What needs to be done —
Reproduce every record exactly.

Data extract —
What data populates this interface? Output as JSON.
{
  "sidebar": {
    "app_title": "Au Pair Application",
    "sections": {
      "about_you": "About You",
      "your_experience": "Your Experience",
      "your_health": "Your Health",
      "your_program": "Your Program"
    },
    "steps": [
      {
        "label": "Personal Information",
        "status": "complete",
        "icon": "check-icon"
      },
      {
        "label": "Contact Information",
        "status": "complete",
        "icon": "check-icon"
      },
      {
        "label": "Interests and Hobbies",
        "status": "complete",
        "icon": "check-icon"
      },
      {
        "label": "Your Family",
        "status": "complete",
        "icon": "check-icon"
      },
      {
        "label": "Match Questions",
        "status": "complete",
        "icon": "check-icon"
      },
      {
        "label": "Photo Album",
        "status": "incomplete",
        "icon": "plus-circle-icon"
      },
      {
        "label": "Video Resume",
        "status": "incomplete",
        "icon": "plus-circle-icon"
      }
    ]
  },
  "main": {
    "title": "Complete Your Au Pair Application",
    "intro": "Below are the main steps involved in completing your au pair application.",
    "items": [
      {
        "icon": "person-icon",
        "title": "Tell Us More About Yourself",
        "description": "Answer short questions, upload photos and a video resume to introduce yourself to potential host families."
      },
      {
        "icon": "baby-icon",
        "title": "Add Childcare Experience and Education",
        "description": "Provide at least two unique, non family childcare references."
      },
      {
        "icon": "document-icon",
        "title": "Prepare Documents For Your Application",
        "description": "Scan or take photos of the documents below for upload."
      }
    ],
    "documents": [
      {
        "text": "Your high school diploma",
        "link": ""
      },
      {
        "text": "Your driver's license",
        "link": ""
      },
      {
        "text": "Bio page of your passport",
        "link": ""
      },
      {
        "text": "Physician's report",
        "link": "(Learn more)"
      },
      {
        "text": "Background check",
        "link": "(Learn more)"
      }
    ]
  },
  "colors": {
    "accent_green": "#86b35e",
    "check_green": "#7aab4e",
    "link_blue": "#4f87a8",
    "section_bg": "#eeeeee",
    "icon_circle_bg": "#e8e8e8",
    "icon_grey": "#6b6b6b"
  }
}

Task result —
What data populates this interface? Output as JSON.
{
  "sidebar": {
    "app_title": "Au Pair Application",
    "sections": {
      "about_you": "About You",
      "your_experience": "Your Experience",
      "your_health": "Your Health",
      "your_program": "Your Program"
    },
    "steps": [
      {
        "label": "Personal Information",
        "status": "complete",
        "icon": "check-icon"
      },
      {
        "label": "Contact Information",
        "status": "complete",
        "icon": "check-icon"
      },
      {
        "label": "Interests and Hobbies",
        "status": "complete",
        "icon": "check-icon"
      },
      {
        "label": "Your Family",
        "status": "complete",
        "icon": "check-icon"
      },
      {
        "label": "Match Questions",
        "status": "complete",
        "icon": "check-icon"
      },
      {
        "label": "Photo Album",
        "status": "incomplete",
        "icon": "plus-circle-icon"
      },
      {
        "label": "Video Resume",
        "status": "incomplete",
        "icon": "plus-circle-icon"
      }
    ]
  },
  "main": {
    "title": "Complete Your Au Pair Application",
    "intro": "Below are the main steps involved in completing your au pair application.",
    "items": [
      {
        "icon": "person-icon",
        "title": "Tell Us More About Yourself",
        "description": "Answer short questions, upload photos and a video resume to introduce yourself to potential host families."
      },
      {
        "icon": "baby-icon",
        "title": "Add Childcare Experience and Education",
        "description": "Provide at least two unique, non family childcare references."
      },
      {
        "icon": "document-icon",
        "title": "Prepare Documents For Your Application",
        "description": "Scan or take photos of the documents below for upload."
      }
    ],
    "documents": [
      {
        "text": "Your high school diploma",
        "link": ""
      },
      {
        "text": "Your driver's license",
        "link": ""
      },
      {
        "text": "Bio page of your passport",
        "link": ""
      },
      {
        "text": "Physician's report",
        "link": "(Learn more)"
      },
      {
        "text": "Background check",
        "link": "(Learn more)"
      }
    ]
  },
  "colors": {
    "accent_green": "#86b35e",
    "check_green": "#7aab4e",
    "link_blue": "#4f87a8",
    "section_bg": "#eeeeee",
    "icon_circle_bg": "#e8e8e8",
    "icon_grey": "#6b6b6b"
  }
}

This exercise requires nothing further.